▶ Problem statement: Considering every line below, count those with the word "source" and give only the result.

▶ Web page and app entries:
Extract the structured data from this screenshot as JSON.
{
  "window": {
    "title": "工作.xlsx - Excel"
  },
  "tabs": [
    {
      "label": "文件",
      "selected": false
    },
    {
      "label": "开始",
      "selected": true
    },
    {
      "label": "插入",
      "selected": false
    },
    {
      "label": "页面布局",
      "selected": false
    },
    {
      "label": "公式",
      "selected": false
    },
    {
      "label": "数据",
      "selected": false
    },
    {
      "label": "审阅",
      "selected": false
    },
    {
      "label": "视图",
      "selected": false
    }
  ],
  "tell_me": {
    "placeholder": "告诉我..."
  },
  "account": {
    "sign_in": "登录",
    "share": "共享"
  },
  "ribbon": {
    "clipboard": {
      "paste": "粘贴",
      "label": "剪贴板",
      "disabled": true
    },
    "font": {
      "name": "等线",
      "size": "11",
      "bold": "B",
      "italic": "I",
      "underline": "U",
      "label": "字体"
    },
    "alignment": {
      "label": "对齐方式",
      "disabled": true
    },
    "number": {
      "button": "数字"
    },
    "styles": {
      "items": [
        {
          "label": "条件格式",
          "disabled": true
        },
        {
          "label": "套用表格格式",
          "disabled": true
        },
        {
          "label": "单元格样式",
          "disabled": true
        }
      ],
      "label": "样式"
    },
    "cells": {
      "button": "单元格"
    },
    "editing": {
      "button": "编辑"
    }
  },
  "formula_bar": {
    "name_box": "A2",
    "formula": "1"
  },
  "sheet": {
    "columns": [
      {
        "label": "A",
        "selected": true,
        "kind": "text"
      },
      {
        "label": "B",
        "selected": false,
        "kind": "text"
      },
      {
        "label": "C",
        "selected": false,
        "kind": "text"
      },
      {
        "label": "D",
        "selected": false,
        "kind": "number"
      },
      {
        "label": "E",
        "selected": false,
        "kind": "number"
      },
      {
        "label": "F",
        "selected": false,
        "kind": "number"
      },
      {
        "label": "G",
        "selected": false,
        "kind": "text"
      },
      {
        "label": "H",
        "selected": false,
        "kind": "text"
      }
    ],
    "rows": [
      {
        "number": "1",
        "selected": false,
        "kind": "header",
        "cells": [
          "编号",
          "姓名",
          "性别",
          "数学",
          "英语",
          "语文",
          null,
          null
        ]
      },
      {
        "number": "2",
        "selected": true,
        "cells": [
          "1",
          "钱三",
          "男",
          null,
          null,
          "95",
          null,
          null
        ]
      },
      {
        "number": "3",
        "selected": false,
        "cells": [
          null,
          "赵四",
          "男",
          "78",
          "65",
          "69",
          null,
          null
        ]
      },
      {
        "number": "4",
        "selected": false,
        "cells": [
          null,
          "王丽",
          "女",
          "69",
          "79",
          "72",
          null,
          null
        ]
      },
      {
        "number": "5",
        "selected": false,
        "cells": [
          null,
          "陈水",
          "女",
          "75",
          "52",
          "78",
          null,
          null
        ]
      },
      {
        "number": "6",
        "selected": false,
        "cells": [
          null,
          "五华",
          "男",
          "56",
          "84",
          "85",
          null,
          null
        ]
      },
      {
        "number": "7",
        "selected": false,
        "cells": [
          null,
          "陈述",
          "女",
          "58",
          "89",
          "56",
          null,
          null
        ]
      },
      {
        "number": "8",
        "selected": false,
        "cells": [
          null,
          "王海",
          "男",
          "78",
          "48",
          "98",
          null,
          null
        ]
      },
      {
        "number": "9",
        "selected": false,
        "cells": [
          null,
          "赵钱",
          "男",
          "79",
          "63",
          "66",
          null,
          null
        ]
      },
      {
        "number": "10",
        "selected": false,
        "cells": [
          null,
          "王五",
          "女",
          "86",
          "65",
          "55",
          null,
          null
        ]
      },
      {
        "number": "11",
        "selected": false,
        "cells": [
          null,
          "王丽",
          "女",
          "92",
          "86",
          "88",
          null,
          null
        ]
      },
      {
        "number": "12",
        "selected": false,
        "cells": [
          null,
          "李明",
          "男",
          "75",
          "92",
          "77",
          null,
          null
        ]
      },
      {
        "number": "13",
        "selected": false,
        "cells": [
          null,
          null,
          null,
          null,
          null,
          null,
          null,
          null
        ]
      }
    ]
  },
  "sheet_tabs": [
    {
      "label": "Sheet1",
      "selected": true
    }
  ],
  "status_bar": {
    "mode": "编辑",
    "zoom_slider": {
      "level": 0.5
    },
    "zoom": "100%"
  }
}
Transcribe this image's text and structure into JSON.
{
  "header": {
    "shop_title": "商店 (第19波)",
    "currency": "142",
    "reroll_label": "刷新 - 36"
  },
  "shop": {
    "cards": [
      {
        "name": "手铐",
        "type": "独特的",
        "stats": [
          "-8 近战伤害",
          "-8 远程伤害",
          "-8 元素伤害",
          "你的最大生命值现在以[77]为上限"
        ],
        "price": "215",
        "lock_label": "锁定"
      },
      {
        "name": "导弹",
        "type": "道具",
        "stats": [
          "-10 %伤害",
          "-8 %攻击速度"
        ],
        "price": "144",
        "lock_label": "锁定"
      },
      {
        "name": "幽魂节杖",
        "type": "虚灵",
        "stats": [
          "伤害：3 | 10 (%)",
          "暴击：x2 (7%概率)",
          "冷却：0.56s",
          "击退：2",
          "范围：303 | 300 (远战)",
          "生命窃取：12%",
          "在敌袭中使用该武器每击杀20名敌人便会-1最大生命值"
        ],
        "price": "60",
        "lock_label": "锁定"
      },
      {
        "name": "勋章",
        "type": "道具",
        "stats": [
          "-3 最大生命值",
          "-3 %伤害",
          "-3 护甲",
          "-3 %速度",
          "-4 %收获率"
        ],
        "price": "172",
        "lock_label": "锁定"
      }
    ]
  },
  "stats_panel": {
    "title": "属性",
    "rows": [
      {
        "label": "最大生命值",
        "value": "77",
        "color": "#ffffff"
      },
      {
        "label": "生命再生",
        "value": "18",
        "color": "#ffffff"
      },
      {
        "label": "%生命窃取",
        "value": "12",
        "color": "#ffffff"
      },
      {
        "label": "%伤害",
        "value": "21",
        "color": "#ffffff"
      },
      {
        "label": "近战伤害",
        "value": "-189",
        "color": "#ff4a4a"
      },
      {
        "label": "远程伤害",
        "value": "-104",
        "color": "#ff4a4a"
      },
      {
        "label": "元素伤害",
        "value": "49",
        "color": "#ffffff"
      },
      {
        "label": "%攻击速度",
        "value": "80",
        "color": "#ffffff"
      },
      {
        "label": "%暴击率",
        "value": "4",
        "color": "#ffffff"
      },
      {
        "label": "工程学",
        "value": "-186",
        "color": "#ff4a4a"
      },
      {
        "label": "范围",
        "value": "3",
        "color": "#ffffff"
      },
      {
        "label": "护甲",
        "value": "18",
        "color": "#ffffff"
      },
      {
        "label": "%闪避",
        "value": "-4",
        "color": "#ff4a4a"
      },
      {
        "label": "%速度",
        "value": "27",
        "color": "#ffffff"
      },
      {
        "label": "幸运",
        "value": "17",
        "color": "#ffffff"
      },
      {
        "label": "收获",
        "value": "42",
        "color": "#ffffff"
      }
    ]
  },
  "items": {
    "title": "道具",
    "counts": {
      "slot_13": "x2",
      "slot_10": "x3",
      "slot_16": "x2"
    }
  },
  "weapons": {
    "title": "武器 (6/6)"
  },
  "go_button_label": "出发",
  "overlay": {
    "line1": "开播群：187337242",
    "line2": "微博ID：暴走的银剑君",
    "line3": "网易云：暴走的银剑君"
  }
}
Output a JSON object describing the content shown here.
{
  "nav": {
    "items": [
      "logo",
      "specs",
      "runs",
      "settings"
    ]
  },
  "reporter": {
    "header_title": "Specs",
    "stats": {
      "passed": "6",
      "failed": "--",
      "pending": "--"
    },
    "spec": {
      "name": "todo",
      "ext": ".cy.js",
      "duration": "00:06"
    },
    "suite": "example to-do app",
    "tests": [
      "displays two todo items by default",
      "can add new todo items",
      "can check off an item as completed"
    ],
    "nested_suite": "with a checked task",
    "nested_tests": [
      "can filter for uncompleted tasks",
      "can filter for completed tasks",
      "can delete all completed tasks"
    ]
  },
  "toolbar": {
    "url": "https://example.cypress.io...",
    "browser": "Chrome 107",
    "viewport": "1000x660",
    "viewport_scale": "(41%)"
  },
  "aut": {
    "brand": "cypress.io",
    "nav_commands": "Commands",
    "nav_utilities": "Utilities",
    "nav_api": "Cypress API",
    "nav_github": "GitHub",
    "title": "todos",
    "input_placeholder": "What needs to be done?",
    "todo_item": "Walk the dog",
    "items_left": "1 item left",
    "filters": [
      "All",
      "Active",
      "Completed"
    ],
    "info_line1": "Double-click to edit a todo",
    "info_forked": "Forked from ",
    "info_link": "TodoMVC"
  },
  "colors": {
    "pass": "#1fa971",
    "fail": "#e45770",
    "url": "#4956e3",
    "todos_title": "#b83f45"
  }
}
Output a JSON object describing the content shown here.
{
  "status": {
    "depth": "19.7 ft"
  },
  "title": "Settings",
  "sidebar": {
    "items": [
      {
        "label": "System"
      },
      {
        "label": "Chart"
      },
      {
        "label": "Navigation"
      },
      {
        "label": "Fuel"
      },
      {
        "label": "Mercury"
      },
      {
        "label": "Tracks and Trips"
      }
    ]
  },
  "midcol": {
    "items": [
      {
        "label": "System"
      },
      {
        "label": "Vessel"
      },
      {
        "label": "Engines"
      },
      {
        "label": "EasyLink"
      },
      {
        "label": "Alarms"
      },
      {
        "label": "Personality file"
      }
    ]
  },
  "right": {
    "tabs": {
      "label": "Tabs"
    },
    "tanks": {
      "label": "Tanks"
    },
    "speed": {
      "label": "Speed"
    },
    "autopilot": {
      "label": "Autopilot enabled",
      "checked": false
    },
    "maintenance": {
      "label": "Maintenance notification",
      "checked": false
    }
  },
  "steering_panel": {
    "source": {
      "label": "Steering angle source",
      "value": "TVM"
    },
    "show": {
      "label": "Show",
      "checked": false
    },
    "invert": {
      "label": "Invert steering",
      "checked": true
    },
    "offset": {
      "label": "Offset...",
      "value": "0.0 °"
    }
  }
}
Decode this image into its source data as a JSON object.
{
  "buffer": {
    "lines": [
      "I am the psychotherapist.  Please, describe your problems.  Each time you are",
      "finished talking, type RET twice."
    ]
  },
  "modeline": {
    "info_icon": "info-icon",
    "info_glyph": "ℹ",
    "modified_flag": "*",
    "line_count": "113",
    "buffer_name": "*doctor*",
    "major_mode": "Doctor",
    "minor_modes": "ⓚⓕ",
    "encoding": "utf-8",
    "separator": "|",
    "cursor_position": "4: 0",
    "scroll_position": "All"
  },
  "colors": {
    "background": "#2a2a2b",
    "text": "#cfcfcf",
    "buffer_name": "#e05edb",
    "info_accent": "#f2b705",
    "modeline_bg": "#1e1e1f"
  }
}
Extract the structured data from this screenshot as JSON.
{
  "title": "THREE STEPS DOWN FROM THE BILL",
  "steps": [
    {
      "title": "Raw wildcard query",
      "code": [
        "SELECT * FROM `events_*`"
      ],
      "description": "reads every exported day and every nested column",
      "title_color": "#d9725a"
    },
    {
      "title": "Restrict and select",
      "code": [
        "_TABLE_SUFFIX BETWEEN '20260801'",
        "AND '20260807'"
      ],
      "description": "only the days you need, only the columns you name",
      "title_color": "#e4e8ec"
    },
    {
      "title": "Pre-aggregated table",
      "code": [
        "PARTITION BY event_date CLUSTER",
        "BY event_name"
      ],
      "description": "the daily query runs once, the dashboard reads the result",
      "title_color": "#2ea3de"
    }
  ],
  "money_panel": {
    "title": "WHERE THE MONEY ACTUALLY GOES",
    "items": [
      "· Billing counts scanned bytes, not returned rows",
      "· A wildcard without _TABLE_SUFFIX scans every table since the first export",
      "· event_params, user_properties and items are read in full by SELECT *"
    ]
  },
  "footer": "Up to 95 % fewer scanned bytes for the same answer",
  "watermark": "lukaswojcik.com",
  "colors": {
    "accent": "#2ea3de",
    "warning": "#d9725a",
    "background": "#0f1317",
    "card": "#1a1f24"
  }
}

▶ Solution to this task: 3